Entries supplied:

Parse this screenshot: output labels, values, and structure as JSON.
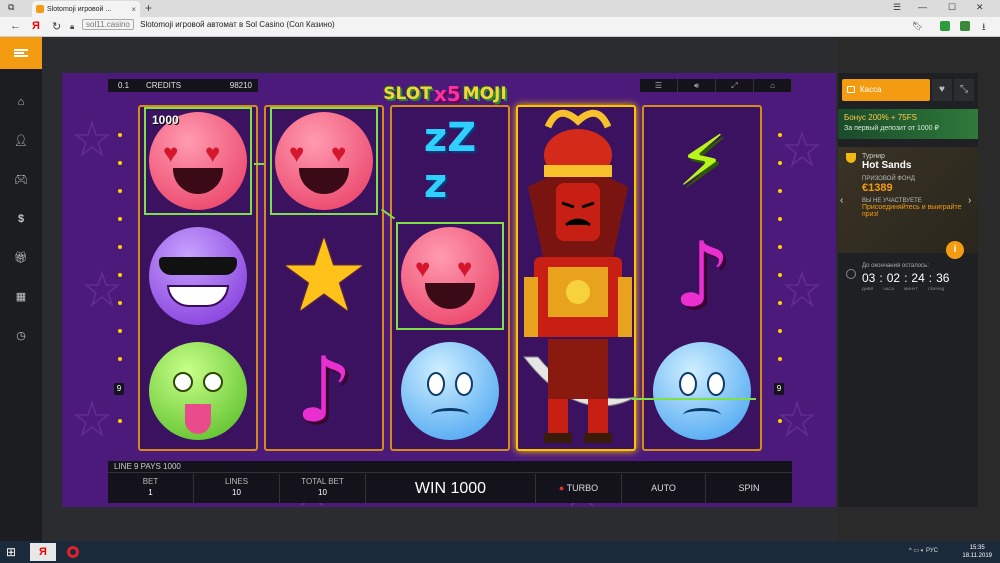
{
  "browser": {
    "tab_title": "Slotomoji игровой ...",
    "page_title": "Slotomoji игровой автомат в Sol Casino (Сол Казино)",
    "host": "sol11.casino",
    "search_letter": "Я"
  },
  "game": {
    "logo_left": "SLOT",
    "logo_mid": "x5",
    "logo_right": "MOJI",
    "top_left_value": "0.1",
    "credits_label": "CREDITS",
    "credits_value": "98210",
    "win_symbol_value": "1000",
    "line_number_left": "9",
    "line_number_right": "9",
    "payline_text": "LINE 9 PAYS 1000",
    "bet_label": "BET",
    "bet_value": "1",
    "lines_label": "LINES",
    "lines_value": "10",
    "total_bet_label": "TOTAL BET",
    "total_bet_value": "10",
    "win_text": "WIN 1000",
    "turbo_label": "TURBO",
    "auto_label": "AUTO",
    "spin_label": "SPIN",
    "reels": [
      [
        "love",
        "cool",
        "sick"
      ],
      [
        "love",
        "star",
        "note"
      ],
      [
        "zzz",
        "love",
        "sad"
      ],
      [
        "samurai"
      ],
      [
        "bolt",
        "note",
        "sad"
      ]
    ],
    "colors": {
      "accent": "#f39c12",
      "win_line": "#7de04a",
      "reel_border": "#d68a1a"
    }
  },
  "panel": {
    "kassa_label": "Касса",
    "bonus_title": "Бонус 200% + 75FS",
    "bonus_sub": "За первый депозит от 1000 ₽",
    "tournament_label": "Турнир",
    "tournament_name": "Hot Sands",
    "prize_label": "ПРИЗОВОЙ ФОНД",
    "prize_value": "€1389",
    "not_participating": "ВЫ НЕ УЧАСТВУЕТЕ",
    "join_text": "Присоединяйтесь и выиграйте приз!",
    "countdown_label": "До окончания осталось:",
    "days": "03",
    "hours": "02",
    "minutes": "24",
    "seconds": "36",
    "days_unit": "ДНЕЙ",
    "hours_unit": "ЧАСА",
    "minutes_unit": "МИНУТ",
    "seconds_unit": "СЕКУНД"
  },
  "taskbar": {
    "lang": "РУС",
    "time": "15:35",
    "date": "18.11.2019"
  }
}
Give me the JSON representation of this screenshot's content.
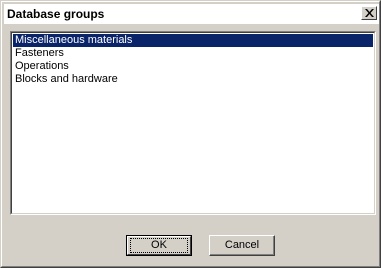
{
  "window": {
    "title": "Database groups",
    "close_icon": "close-icon"
  },
  "list": {
    "items": [
      {
        "label": "Miscellaneous materials",
        "selected": true
      },
      {
        "label": "Fasteners",
        "selected": false
      },
      {
        "label": "Operations",
        "selected": false
      },
      {
        "label": "Blocks and hardware",
        "selected": false
      }
    ]
  },
  "buttons": {
    "ok_label": "OK",
    "cancel_label": "Cancel"
  },
  "colors": {
    "dialog_face": "#d4d0c8",
    "selection_background": "#0a246a",
    "selection_text": "#ffffff"
  }
}
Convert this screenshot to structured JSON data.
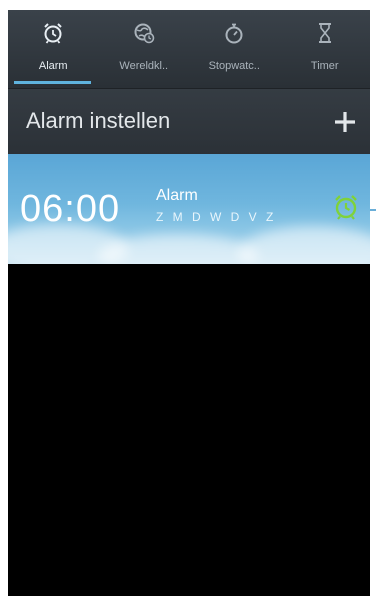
{
  "tabs": [
    {
      "label": "Alarm",
      "icon": "alarm-clock-icon",
      "active": true
    },
    {
      "label": "Wereldkl..",
      "icon": "world-clock-icon",
      "active": false
    },
    {
      "label": "Stopwatc..",
      "icon": "stopwatch-icon",
      "active": false
    },
    {
      "label": "Timer",
      "icon": "hourglass-icon",
      "active": false
    }
  ],
  "header": {
    "title": "Alarm instellen",
    "add_icon": "plus-icon"
  },
  "alarms": [
    {
      "time": "06:00",
      "name": "Alarm",
      "days": "Z M D W D V Z",
      "toggle_icon": "alarm-on-icon"
    }
  ],
  "colors": {
    "tab_accent": "#5fb3de",
    "alarm_on": "#7fd23a",
    "background": "#000000"
  }
}
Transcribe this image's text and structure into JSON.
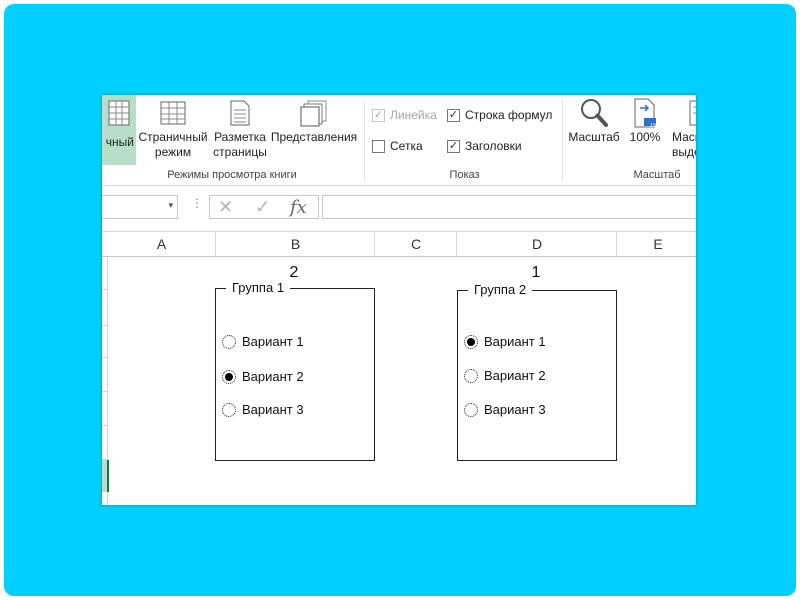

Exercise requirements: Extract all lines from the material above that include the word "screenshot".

Answer to the exercise:
Parse this screenshot: output labels, values, and structure as JSON.
Give me the JSON representation of this screenshot's content.
Convert this screenshot to structured JSON data.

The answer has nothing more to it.